Then for lesson two.
The work had to be redistributed, the demonstration done, the children who were absent last week given a very brief rundown of what they would do (this was a useful revision of last week) and the children set to work.
Much more running around this week! The very thick pieces took ages to make really wet. In fact, I did things I would not have dreamt of showing the children normally. I picked up their work and flipped it over to see the back, to show them that it wasn't wet. We had the work sandwiched between the bubble wrap and the netting, so it stayed together well.
Things that I discovered: too much detergent will make the felting very slippery and hard to roll. You need to make the bubble wrap quite a bit larger than the paper we drew on - or make sure that the laying out of felt didn't go over the edge of the paper. Why? Because it was hard to roll bubble wrap around the stick before it got onto the wool. Both of these problems combined to make the bubble wrap and felt unravel, and wrinkle in some cases, and be quite hard to roll. So, thinking on the run, I used the netting to wrap around the outside of the roll and it held it together much better. (I had decided not to use elastic bands around the ends of the sticks but may have to rethink that decision.)
Some of the designs were laid out close to the edge of the paper we used as our template. This meant that the design went over the edge a bit. We had different sorts of wool, in different microns. I had meant to note that and get the children to see that the wool used makes a difference to the felting but that got lost in all the activity. However, we can pass them around when they are dry and see and feel the difference. It will not be a controlled experiment because the children did not all lay out the same thicknesses of wool but it will let them see that felting is not an exact science - at least, not at our stage of development. We have samples that have shrunk much more than others and that are much thicker than others. So we will discuss this, and the uses each might be better for - mats, scarves, bags, coasters, etc.
|Very different sizes from the same sized template.|
|The wool moved around before the felting, or early in the process. And the folding-in of the edges wasn't entirely successful, that will be cut off.|
|The wool moved a little during the felting process and so the image is very close to the edge.|
Because I had asked them not to start rolling till I had checked if the water had penetrated all layers, and they listened, there was a bit of a delay in getting some children to that point. But eventually everyone started rolling.
I had intended to rinse the soapy felt out in warm and then cold water but time got away from us. So we just used the water we had and didn't change temperatures.
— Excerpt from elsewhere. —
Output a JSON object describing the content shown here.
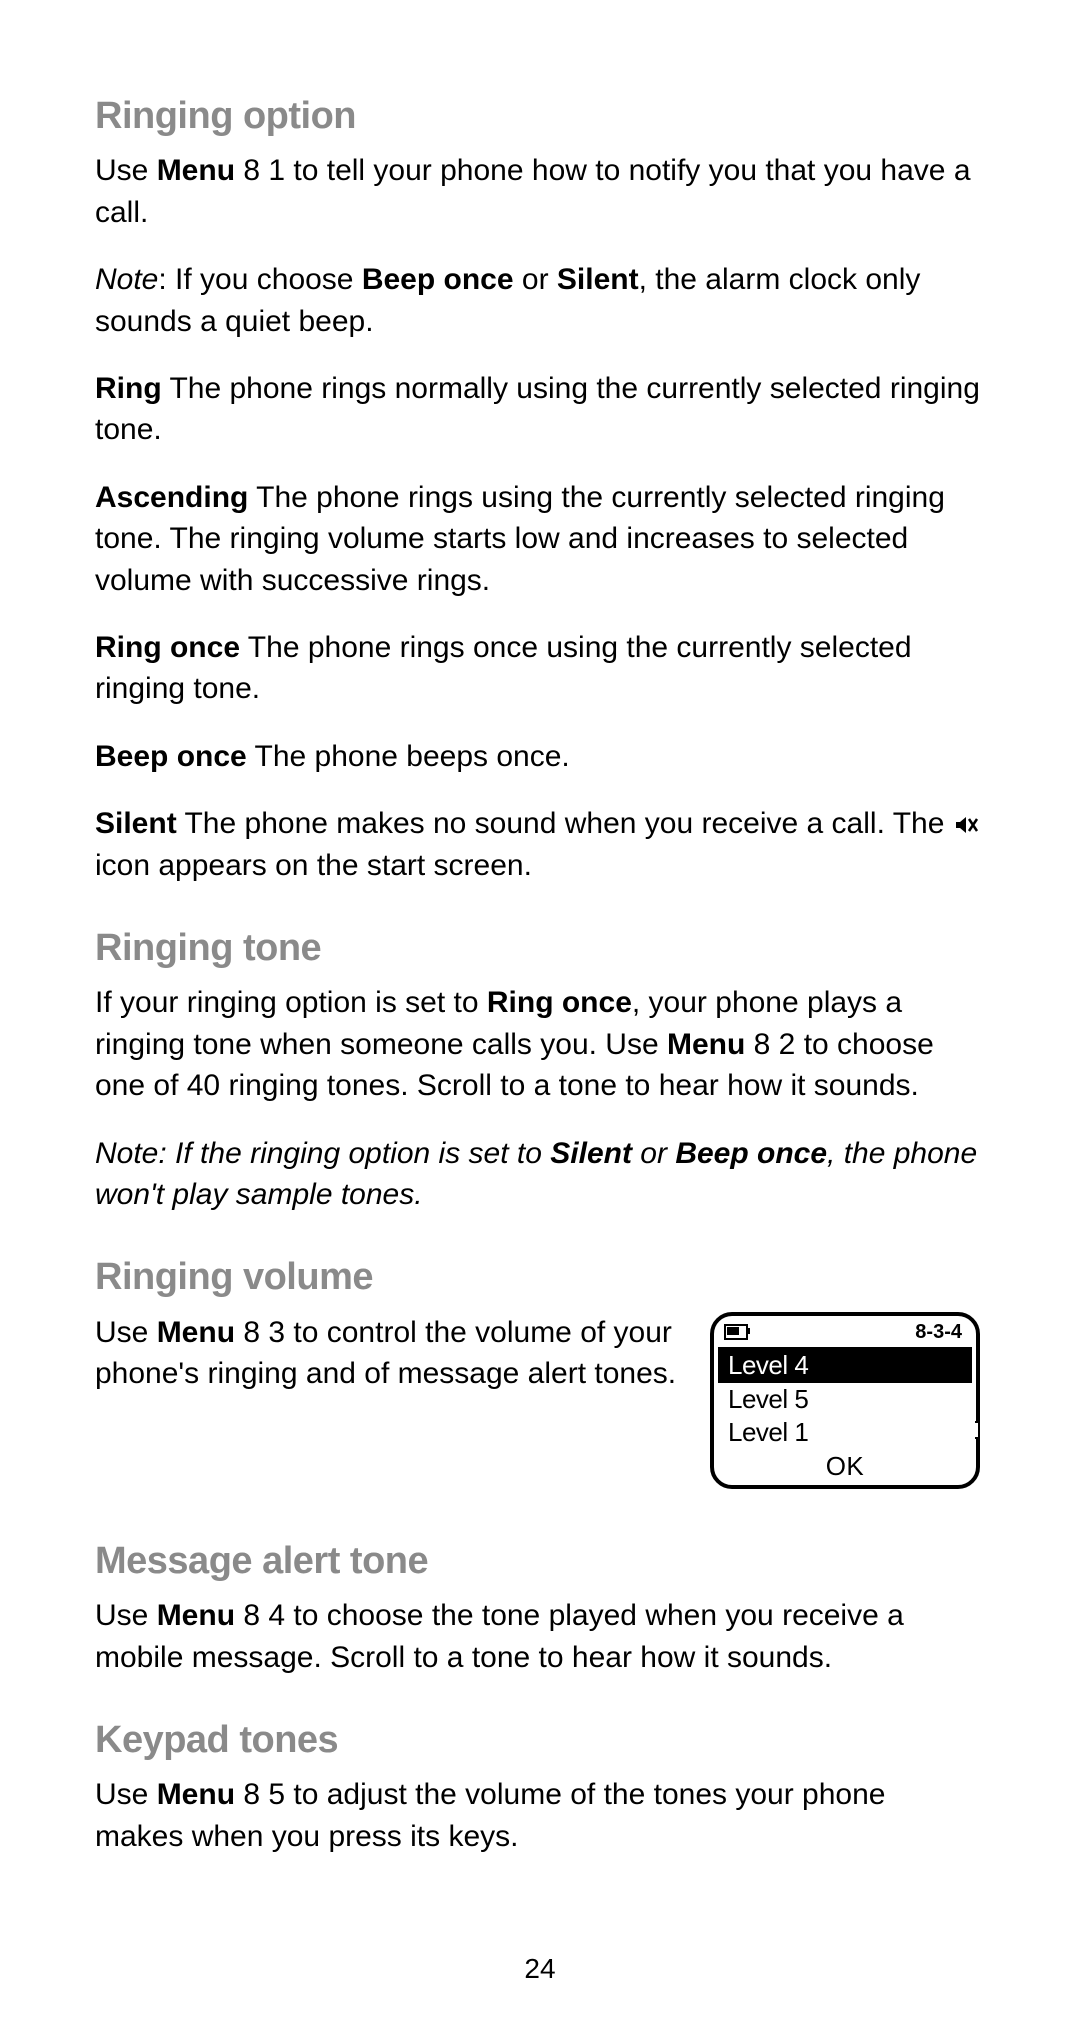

Not to worry, the felting was happening.
The children really enjoyed the part where you throw the felt down on the table. Only a few got that far, so we will have to wet a lot of the pieces again next week and keep felting.